> _Activity_
Scan the records below for the string "Coupons" and return every line where it appears.

> _Listed records_
☆ ☆ ☆ ☆ ☆
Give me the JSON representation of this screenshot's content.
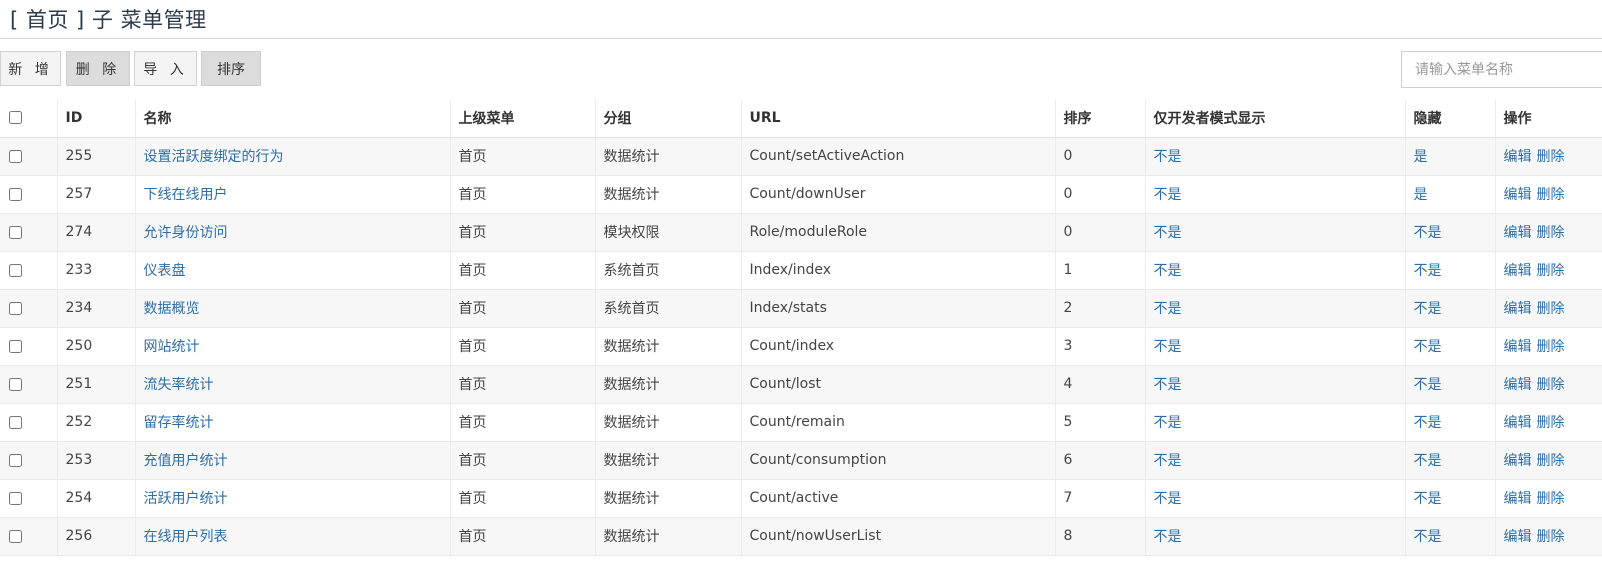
{
  "header": {
    "title": "[ 首页 ] 子 菜单管理"
  },
  "toolbar": {
    "add_label": "新 增",
    "delete_label": "删 除",
    "import_label": "导 入",
    "sort_label": "排序",
    "search_placeholder": "请输入菜单名称"
  },
  "table": {
    "columns": [
      "ID",
      "名称",
      "上级菜单",
      "分组",
      "URL",
      "排序",
      "仅开发者模式显示",
      "隐藏",
      "操作"
    ],
    "edit_label": "编辑",
    "delete_label": "删除",
    "rows": [
      {
        "id": "255",
        "name": "设置活跃度绑定的行为",
        "parent": "首页",
        "group": "数据统计",
        "url": "Count/setActiveAction",
        "sort": "0",
        "dev_only": "不是",
        "hidden": "是"
      },
      {
        "id": "257",
        "name": "下线在线用户",
        "parent": "首页",
        "group": "数据统计",
        "url": "Count/downUser",
        "sort": "0",
        "dev_only": "不是",
        "hidden": "是"
      },
      {
        "id": "274",
        "name": "允许身份访问",
        "parent": "首页",
        "group": "模块权限",
        "url": "Role/moduleRole",
        "sort": "0",
        "dev_only": "不是",
        "hidden": "不是"
      },
      {
        "id": "233",
        "name": "仪表盘",
        "parent": "首页",
        "group": "系统首页",
        "url": "Index/index",
        "sort": "1",
        "dev_only": "不是",
        "hidden": "不是"
      },
      {
        "id": "234",
        "name": "数据概览",
        "parent": "首页",
        "group": "系统首页",
        "url": "Index/stats",
        "sort": "2",
        "dev_only": "不是",
        "hidden": "不是"
      },
      {
        "id": "250",
        "name": "网站统计",
        "parent": "首页",
        "group": "数据统计",
        "url": "Count/index",
        "sort": "3",
        "dev_only": "不是",
        "hidden": "不是"
      },
      {
        "id": "251",
        "name": "流失率统计",
        "parent": "首页",
        "group": "数据统计",
        "url": "Count/lost",
        "sort": "4",
        "dev_only": "不是",
        "hidden": "不是"
      },
      {
        "id": "252",
        "name": "留存率统计",
        "parent": "首页",
        "group": "数据统计",
        "url": "Count/remain",
        "sort": "5",
        "dev_only": "不是",
        "hidden": "不是"
      },
      {
        "id": "253",
        "name": "充值用户统计",
        "parent": "首页",
        "group": "数据统计",
        "url": "Count/consumption",
        "sort": "6",
        "dev_only": "不是",
        "hidden": "不是"
      },
      {
        "id": "254",
        "name": "活跃用户统计",
        "parent": "首页",
        "group": "数据统计",
        "url": "Count/active",
        "sort": "7",
        "dev_only": "不是",
        "hidden": "不是"
      },
      {
        "id": "256",
        "name": "在线用户列表",
        "parent": "首页",
        "group": "数据统计",
        "url": "Count/nowUserList",
        "sort": "8",
        "dev_only": "不是",
        "hidden": "不是"
      }
    ]
  },
  "colors": {
    "link": "#2e6da4",
    "title": "#2b3b4c",
    "row_stripe": "#f7f7f7"
  }
}
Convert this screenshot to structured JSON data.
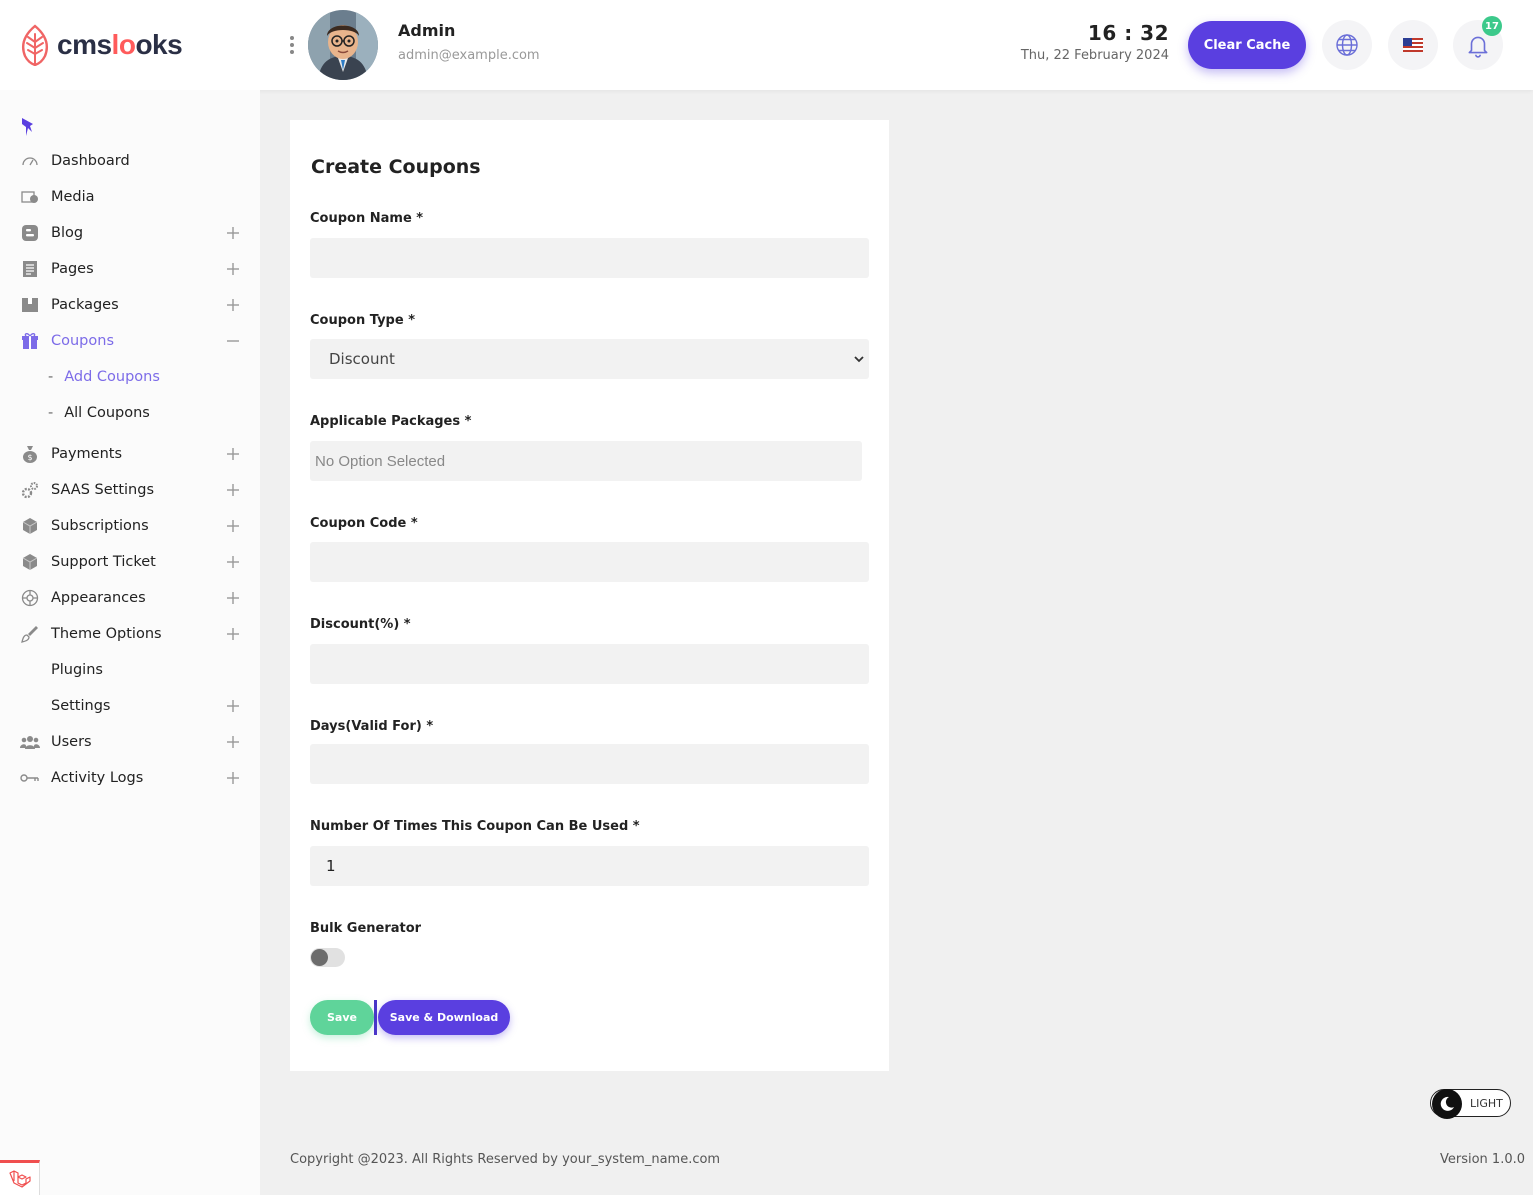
{
  "header": {
    "logo": {
      "part1": "cms",
      "part2": "lo",
      "part3": "oks"
    },
    "user_name": "Admin",
    "user_email": "admin@example.com",
    "time": "16 : 32",
    "date": "Thu, 22 February 2024",
    "clear_cache_label": "Clear Cache",
    "notification_count": "17",
    "icons": [
      "globe-icon",
      "us-flag-icon",
      "bell-icon"
    ]
  },
  "sidebar": {
    "items": [
      {
        "label": "Dashboard",
        "icon": "speedometer-icon",
        "expandable": false
      },
      {
        "label": "Media",
        "icon": "media-icon",
        "expandable": false
      },
      {
        "label": "Blog",
        "icon": "blogger-icon",
        "expandable": true
      },
      {
        "label": "Pages",
        "icon": "page-icon",
        "expandable": true
      },
      {
        "label": "Packages",
        "icon": "package-icon",
        "expandable": true
      },
      {
        "label": "Coupons",
        "icon": "gift-icon",
        "expandable": true,
        "expanded": true,
        "active": true
      },
      {
        "label": "Payments",
        "icon": "money-bag-icon",
        "expandable": true
      },
      {
        "label": "SAAS Settings",
        "icon": "gears-icon",
        "expandable": true
      },
      {
        "label": "Subscriptions",
        "icon": "box-icon",
        "expandable": true
      },
      {
        "label": "Support Ticket",
        "icon": "box-icon",
        "expandable": true
      },
      {
        "label": "Appearances",
        "icon": "palette-icon",
        "expandable": true
      },
      {
        "label": "Theme Options",
        "icon": "brush-icon",
        "expandable": true
      },
      {
        "label": "Plugins",
        "icon": "",
        "expandable": false
      },
      {
        "label": "Settings",
        "icon": "",
        "expandable": true
      },
      {
        "label": "Users",
        "icon": "users-icon",
        "expandable": true
      },
      {
        "label": "Activity Logs",
        "icon": "key-icon",
        "expandable": true
      }
    ],
    "coupon_subitems": [
      {
        "label": "Add Coupons",
        "active": true
      },
      {
        "label": "All Coupons",
        "active": false
      }
    ]
  },
  "form": {
    "title": "Create Coupons",
    "coupon_name_label": "Coupon Name *",
    "coupon_name_value": "",
    "coupon_type_label": "Coupon Type *",
    "coupon_type_value": "Discount",
    "applicable_packages_label": "Applicable Packages *",
    "applicable_packages_placeholder": "No Option Selected",
    "coupon_code_label": "Coupon Code *",
    "coupon_code_value": "",
    "discount_label": "Discount(%) *",
    "discount_value": "",
    "days_label": "Days(Valid For) *",
    "days_value": "",
    "times_label": "Number Of Times This Coupon Can Be Used *",
    "times_value": "1",
    "bulk_label": "Bulk Generator",
    "bulk_enabled": false,
    "save_label": "Save",
    "save_download_label": "Save & Download"
  },
  "theme": {
    "mode_label": "LIGHT"
  },
  "footer": {
    "copyright": "Copyright @2023. All Rights Reserved by your_system_name.com",
    "version": "Version 1.0.0"
  },
  "colors": {
    "accent": "#5a3fe0",
    "success": "#5fd49a",
    "active_nav": "#7c6be8",
    "brand_red": "#ff5b5b"
  }
}
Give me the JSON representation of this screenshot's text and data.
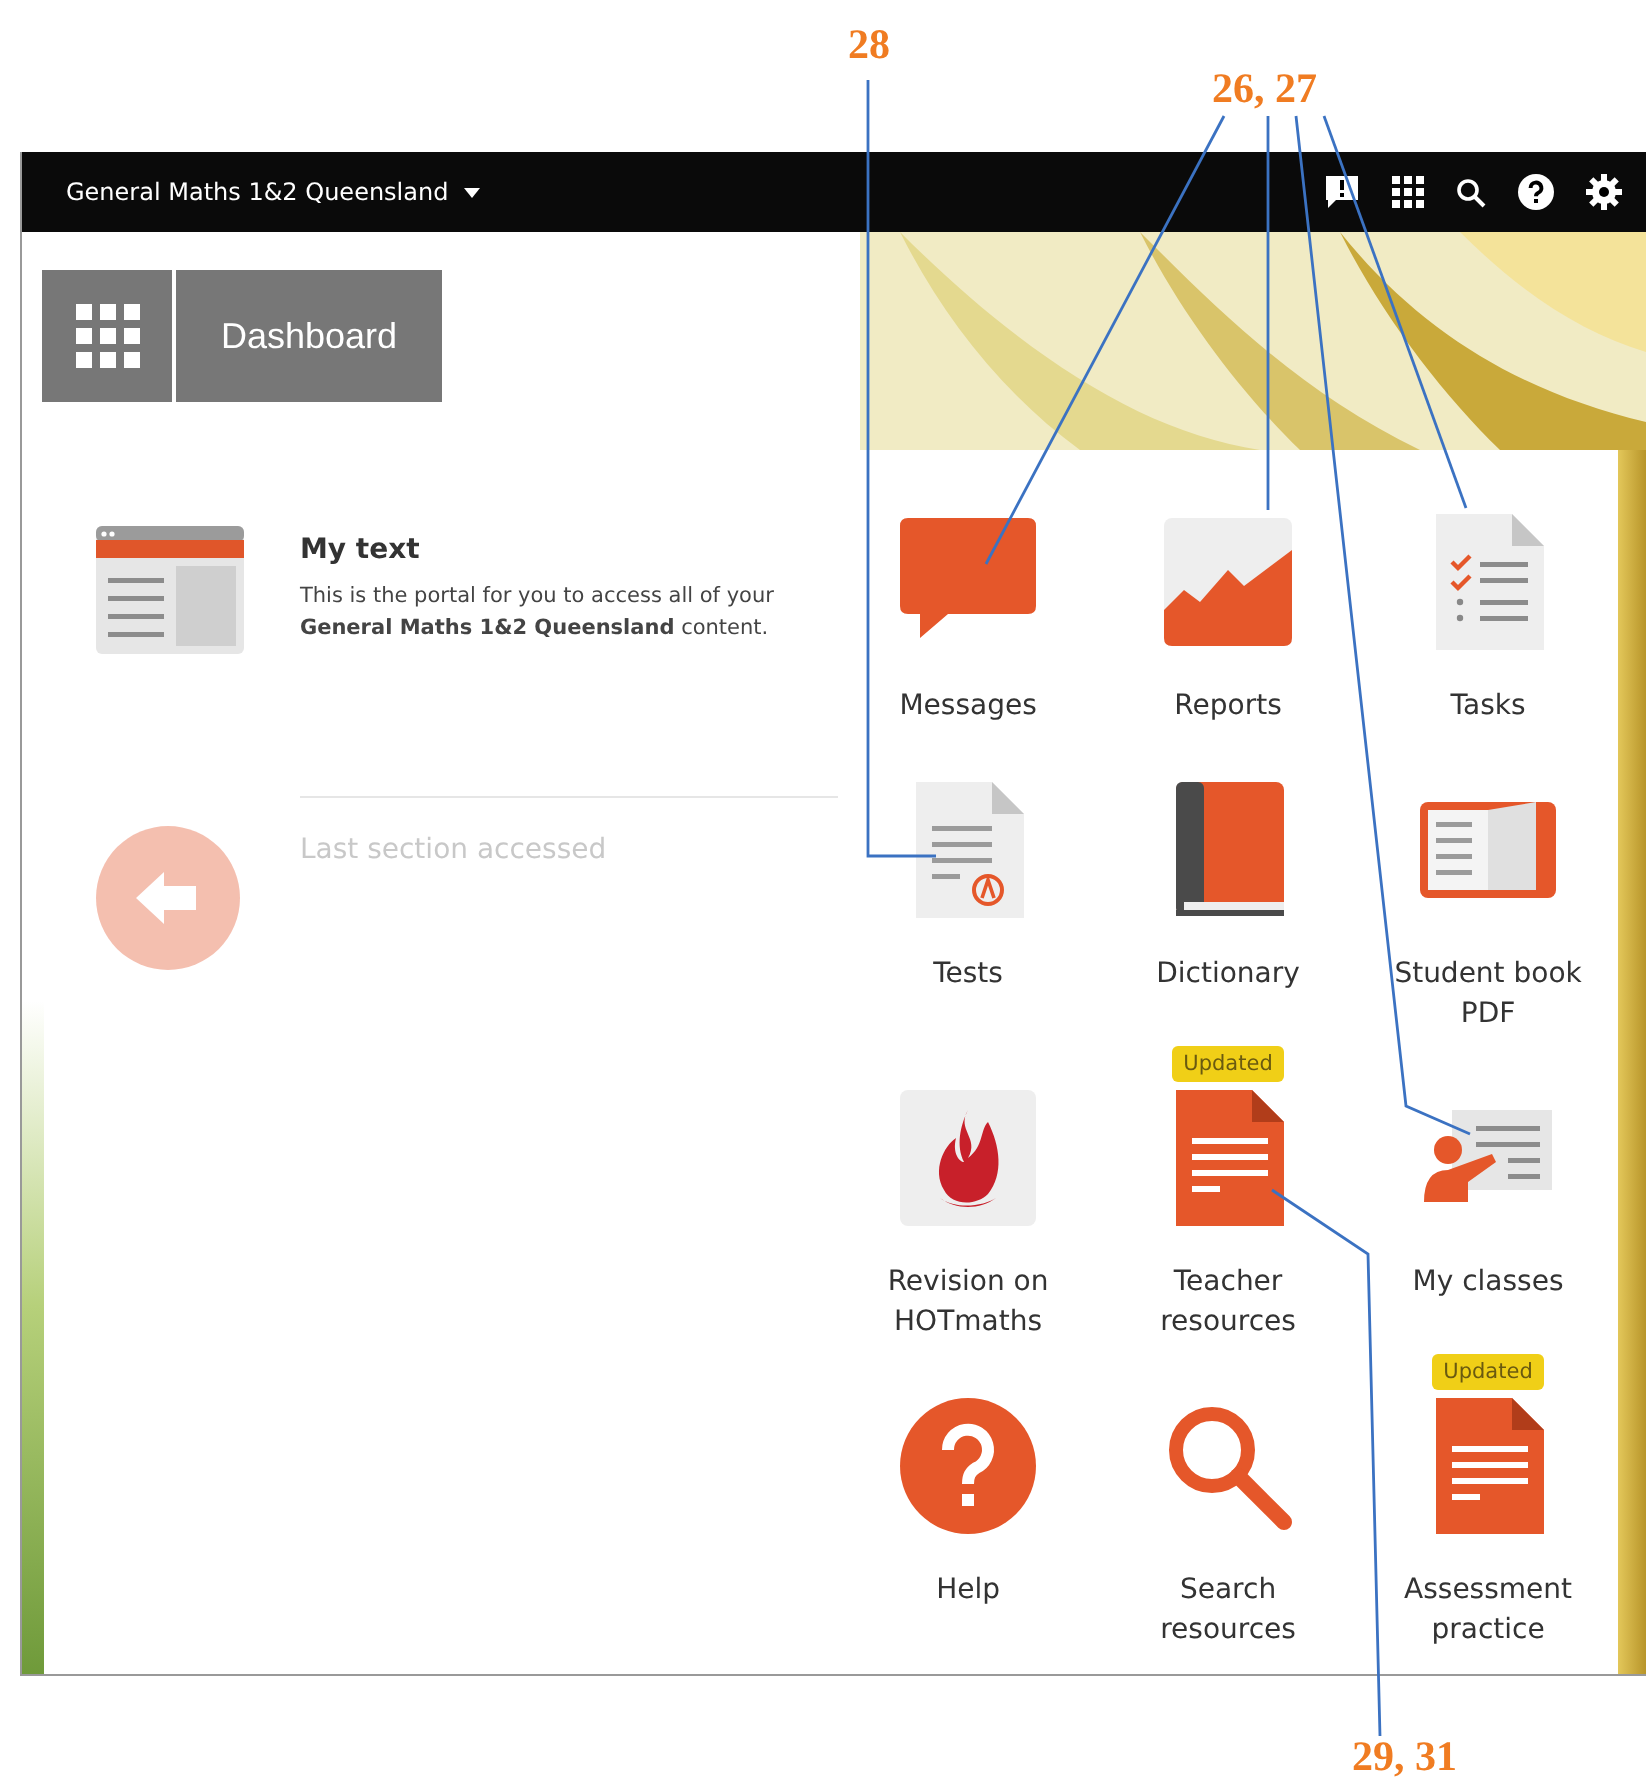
{
  "callouts": [
    {
      "label": "28"
    },
    {
      "label": "26, 27"
    },
    {
      "label": "29, 31"
    }
  ],
  "topbar": {
    "title": "General Maths 1&2 Queensland"
  },
  "dashboard": {
    "label": "Dashboard"
  },
  "my_text": {
    "title": "My text",
    "description": "This is the portal for you to access all of your **General Maths 1&2 Queensland** content."
  },
  "last_section": {
    "label": "Last section accessed",
    "disabled": true
  },
  "tiles": [
    {
      "label": "Messages"
    },
    {
      "label": "Reports"
    },
    {
      "label": "Tasks"
    },
    {
      "label": "Tests"
    },
    {
      "label": "Dictionary"
    },
    {
      "label": "Student book PDF"
    },
    {
      "label": "Revision on HOTmaths"
    },
    {
      "label": "Teacher resources",
      "badge": "Updated"
    },
    {
      "label": "My classes"
    },
    {
      "label": "Help"
    },
    {
      "label": "Search resources"
    },
    {
      "label": "Assessment practice",
      "badge": "Updated"
    }
  ]
}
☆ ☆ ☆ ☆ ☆
> _Written reply_
        "label": "Coupons",
        "label": "Add Coupons",
        "label": "All Coupons",
    "title": "Create Coupons",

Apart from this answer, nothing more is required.